The research team, from the Scripps Research Institute in California, says the immune systems of cows can help them to better understand the diversity of antibodies, which can lead to the development of improved treatment for illnesses in both humans and livestock.
Their research was presented at the 58th Annual Biophysical Society Meeting in San Francisco, CA, this month.
Dr. Damien Ekiert, of the University of California, San Francisco, took part in the study while at the Scripps Research Institute.
He says the research team found that cows possess antibodies that are very different to those scientists have previously discovered, and the way in which the antibodies diversify was "surprising."
An antibody is a protein produced by the body's immune system upon the detection of foreign substances known as antigens.
Pictured is the cow antibody BLV1H12, showing the "ball and chain" structure in red. The antibody could shed light on the mechanisms behind the immune system proteins.

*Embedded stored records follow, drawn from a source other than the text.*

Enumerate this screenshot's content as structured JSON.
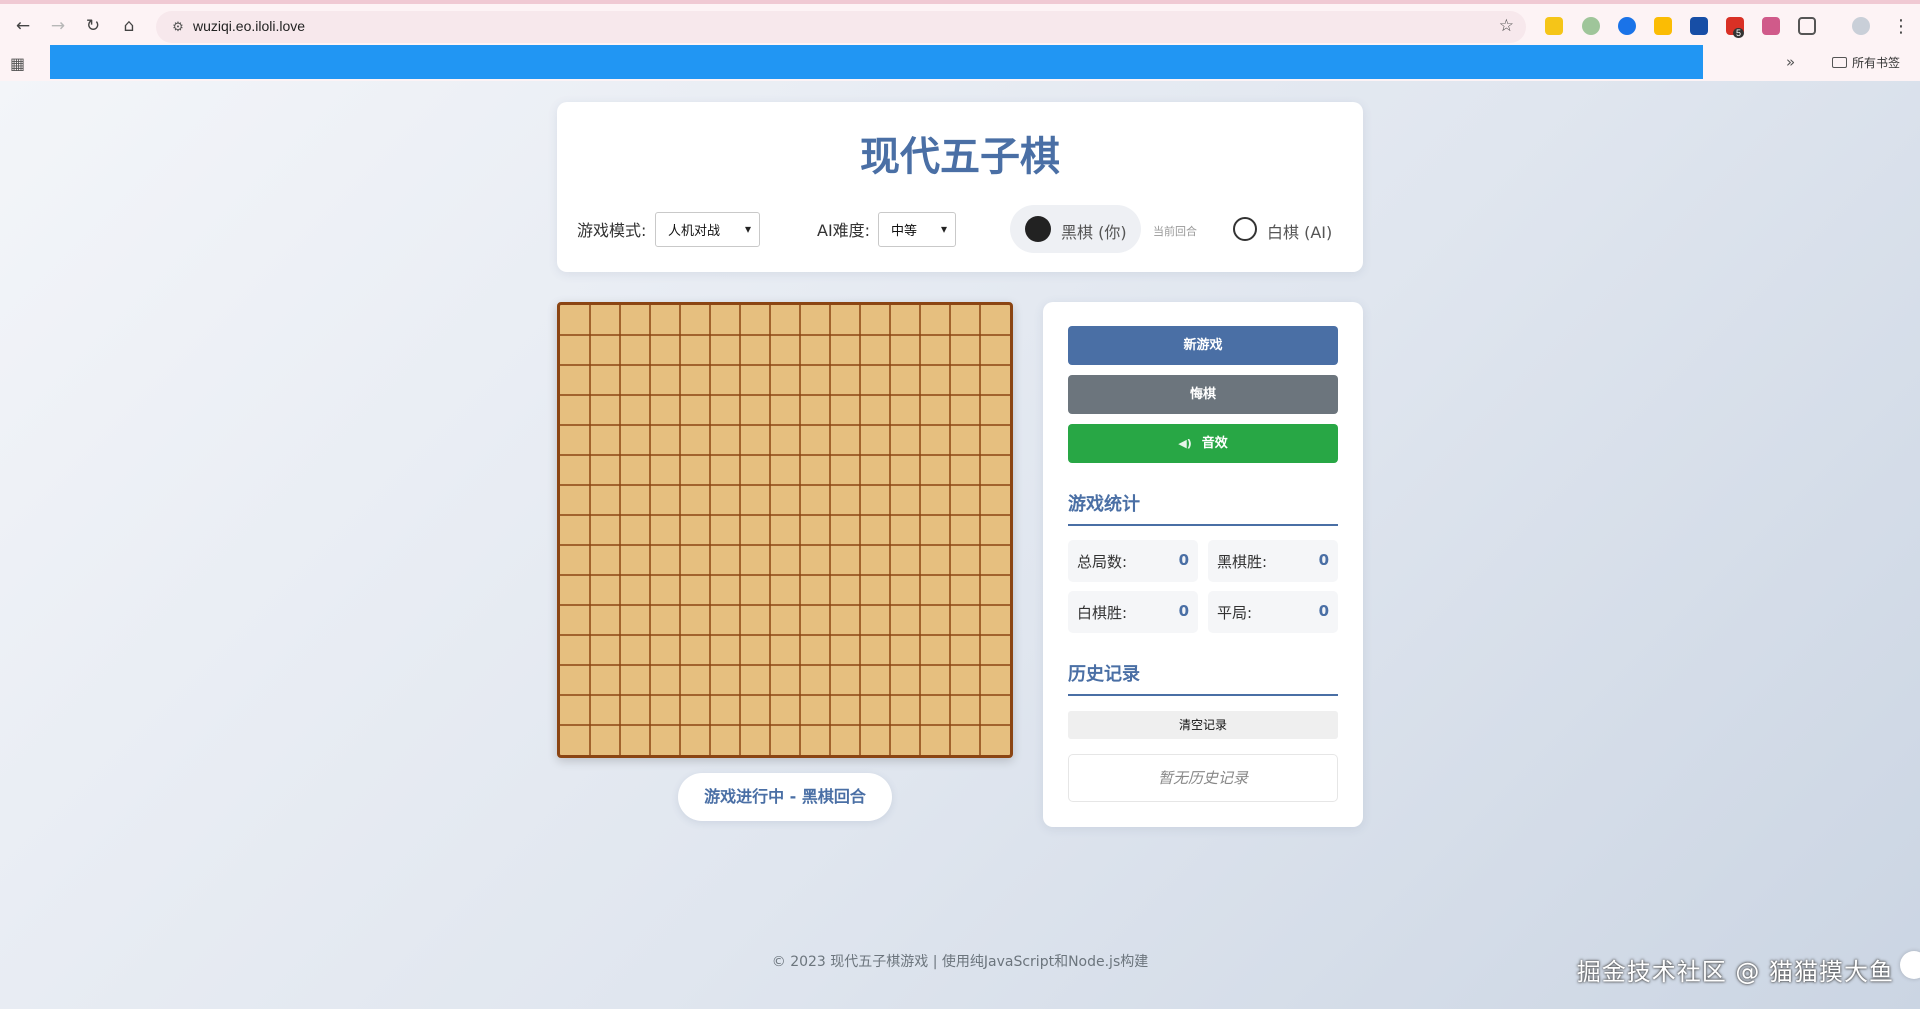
{
  "browser": {
    "url": "wuziqi.eo.iloli.love",
    "bookmarks_folder": "所有书签",
    "extension_badge": "5"
  },
  "header": {
    "title": "现代五子棋",
    "mode_label": "游戏模式:",
    "mode_value": "人机对战",
    "difficulty_label": "AI难度:",
    "difficulty_value": "中等",
    "black_player": "黑棋 (你)",
    "turn_hint": "当前回合",
    "white_player": "白棋 (AI)"
  },
  "board": {
    "lines": 15,
    "wood_color": "#e6bf7f",
    "line_color": "#8b4513"
  },
  "status": "游戏进行中 - 黑棋回合",
  "sidebar": {
    "new_game": "新游戏",
    "undo": "悔棋",
    "sound": "音效",
    "stats_title": "游戏统计",
    "stats": {
      "total_label": "总局数:",
      "total": "0",
      "black_wins_label": "黑棋胜:",
      "black_wins": "0",
      "white_wins_label": "白棋胜:",
      "white_wins": "0",
      "draws_label": "平局:",
      "draws": "0"
    },
    "history_title": "历史记录",
    "clear_history": "清空记录",
    "history_empty": "暂无历史记录"
  },
  "footer": "© 2023 现代五子棋游戏 | 使用纯JavaScript和Node.js构建",
  "watermark": "掘金技术社区 @ 猫猫摸大鱼",
  "colors": {
    "primary": "#4a6fa5",
    "secondary": "#6c757d",
    "success": "#28a745",
    "bookmark_strip": "#2196f3"
  }
}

Image credit: D.Ekiert/UCSF
Dr. Ekiert explains that the diversity of antibodies in the body is very important. Our body needs a wide range of antibodies to recognize a variety of pathogens in order to trigger the immune system.
"The more different kinds of antibodies we have in our bodies, the more different kinds of targets we can block," Dr. Ekiert adds.

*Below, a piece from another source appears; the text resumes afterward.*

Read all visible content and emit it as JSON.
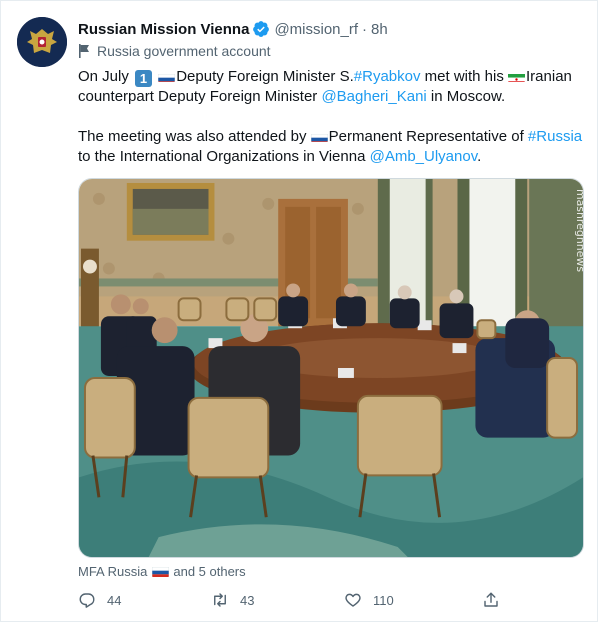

Useful for antibody-based therapies
According to the investigators, past research has detailed the discovery of cow antibodies that possess "long loops." However, how these antibodies were being created and what they looked like remained a mystery.

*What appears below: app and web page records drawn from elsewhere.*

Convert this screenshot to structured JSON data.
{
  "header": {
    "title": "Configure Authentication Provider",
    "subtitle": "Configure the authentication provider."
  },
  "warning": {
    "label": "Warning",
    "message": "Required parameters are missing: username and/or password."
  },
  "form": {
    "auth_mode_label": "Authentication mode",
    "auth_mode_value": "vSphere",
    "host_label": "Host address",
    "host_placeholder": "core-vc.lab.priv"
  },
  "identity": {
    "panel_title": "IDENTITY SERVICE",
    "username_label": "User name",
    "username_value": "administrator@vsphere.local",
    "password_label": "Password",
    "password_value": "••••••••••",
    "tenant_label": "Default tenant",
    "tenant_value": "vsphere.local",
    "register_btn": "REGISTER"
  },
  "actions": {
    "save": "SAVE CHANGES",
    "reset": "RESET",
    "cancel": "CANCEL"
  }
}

Using X-ray crystallography, Dr. Ekiert and colleagues discovered that cow antibodies - called BLV1H12 - have a "ball and chain" structure.
Deep sequencing of these antibodies allowed the investigators to better understand the function of these antibodies and how they are created.
The researchers say they are now looking to find out how these bovine antibodies detect specific antigens and how they bind to them - discoveries that could lead to better treatments and diagnostics for various human illnesses.
Commenting on the findings, Dr. Ekiert says:
"First, studying the immune systems of cows and other animals helps us to understand how our own immune systems function.
Second, the unique structure of these cow antibodies may be particularly well-suited for recognizing certain kinds of antigens and may be useful for antibody-based therapies or diagnostics."
Furthermore, Dr. Ekiert says that understanding the mechanisms behind cow antibodies could lead to the creation of new vaccines for cattle that would protect them from common bovine diseases.
"Once we understand these mechanisms, it is possible that bovine antibodies might be able to recognize some antigens that more conventional antibodies cannot, and would help to bind, inhibit and activate targets that have thus far been intractable for antibody-based therapies," he adds.
Medical News Today recently reported on a study detailing a new vaccine that could help boost immune system response.